Cut to Sunday, the course has finished, and yet I (and most of my peers) are still sat in front of our computers, writing up our final assignments and tasks, hating our lives, wishing we were doing literally ANYTHING else (but mainly drinking) in a place far away from screens and notes and piles of paper (the pub). It didn’t register at the time, not properly at least, but we had all made it. We got through the course. Two weeks of being constantly pushed, questioned, observed, challenged, baited, exhausted, sober, and we MADE IT. There were tears, rants and raves, meltdowns, and even some anxiety induced stammering, but through it all the tears were shared, rants and raves reciprocal, meltdowns were mended, and the stammer…well, that’s another story, but it’s gone for now (yay!).

In a way, doing the IHCYLT for two weeks has meant more to me than doing three years at university. The CELTA put me on the right career path and the IHCYLT made me seriously question that career. But had I not questioned it, I wouldn’t have come up with the response: “Fuck you, brain, I’m a damn good teacher, I work hard and I deserve to give this my best.” Not the most eloquent of replies, but it did the job.

So, for all you out there considering doing the IHCYLT: do it. Simple as. You’ll learn more in two weeks than you imagined. Not just from the sessions, but also from your peers, and yourself (CRINGE). And how to survive it? Do yourself a massive favour and resign yourself to the fact that you will have no room for fun, socializing, or anything related to having a good time. Don’t leave all your tasks and observations to do at the weekend, because you’ll hate yourself with a passion. Don’t do what I did and write observations by hand, only to then have to type them up: use a computer and love that computer with all you have. Stock up on food: you’ll barely have time to eat, let alone shop. Most importantly, don’t think you’re alone. You’re not. And last but not least, if in doubt, ask yourself WHY??? Why are you doing the course? Why are you questioning yourself? Why has all the rum gone? You will come to love and hate that question, but use it right and it will get you through.

Best of luck, and see you on the other side.




2 thoughts on “How To Survive The IHCwhyyyLT.

  1. But had I not questioned it, I wouldn’t have come up with the response: “Fuck you, brain, I’m a damn good teacher, I work hard and I deserve to give this my best.”

    Thank you 🙂
    P.S. You’re also a damn good writer!


  2. I took the IHCYLT part time over several months last academic year, and although it was fairly insane doing it part-time alongside teaching, I can only imagine how much worse it would have been over the space of 2 weeks… eep! Congratulations on surviving 🙂
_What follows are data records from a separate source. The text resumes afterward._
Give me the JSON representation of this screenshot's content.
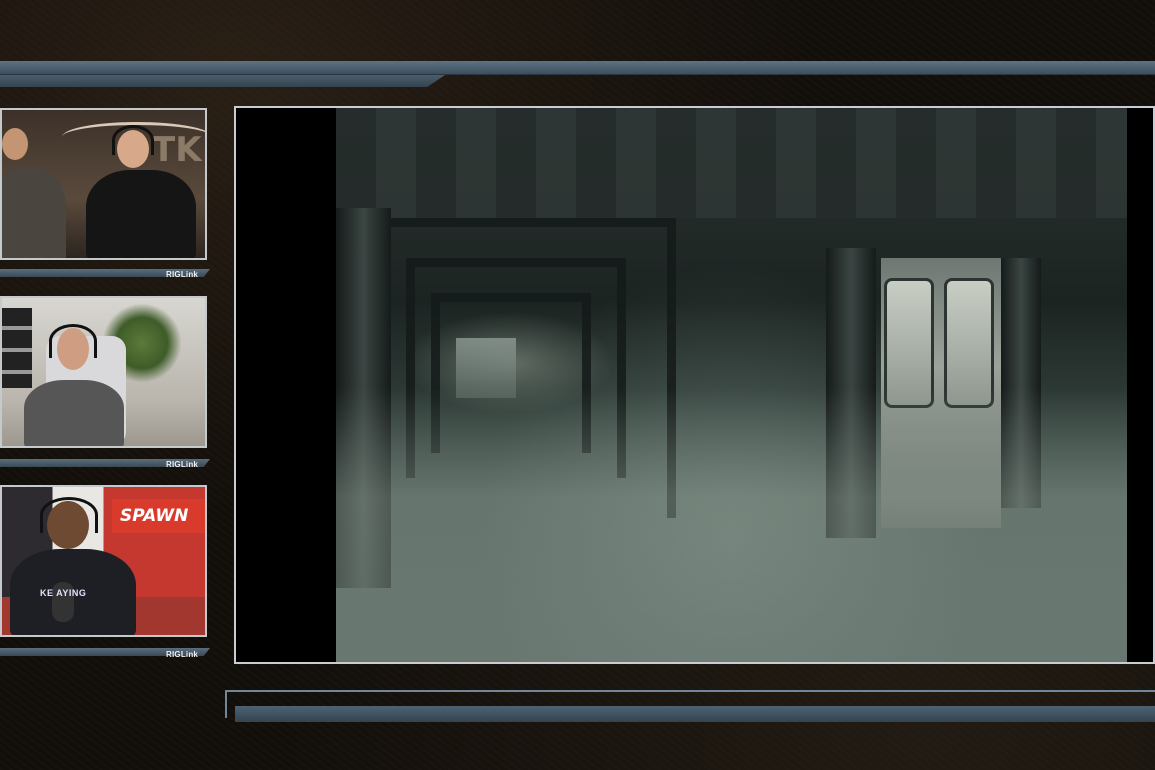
{
  "overlay": {
    "accent_color": "#4d6273",
    "frame_color": "#c9cdd1"
  },
  "cameras": [
    {
      "label": "RIGLink",
      "description_icon": "two-hosts-video"
    },
    {
      "label": "RIGLink",
      "description_icon": "host-video"
    },
    {
      "label": "RIGLink",
      "description_icon": "host-video",
      "background_sign": "SPAWN",
      "shirt_text": "KE  AYING"
    }
  ],
  "main_view": {
    "content_icon": "sci-fi-corridor-gameplay"
  }
}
    I’d second the recommendations to ‘just do it’ to anyone who’s not quite sure, it’s made a huge difference to my teaching.


    Liked by 1 person

Leave a Reply

Fill in your details below or click an icon to log in: Logo

You are commenting using your account. Log Out / Change )

Twitter picture

You are commenting using your Twitter account. Log Out / Change )

Facebook photo

You are commenting using your Facebook account. Log Out / Change )

Google+ photo

You are commenting using your Google+ account. Log Out / Change )

Connecting to %s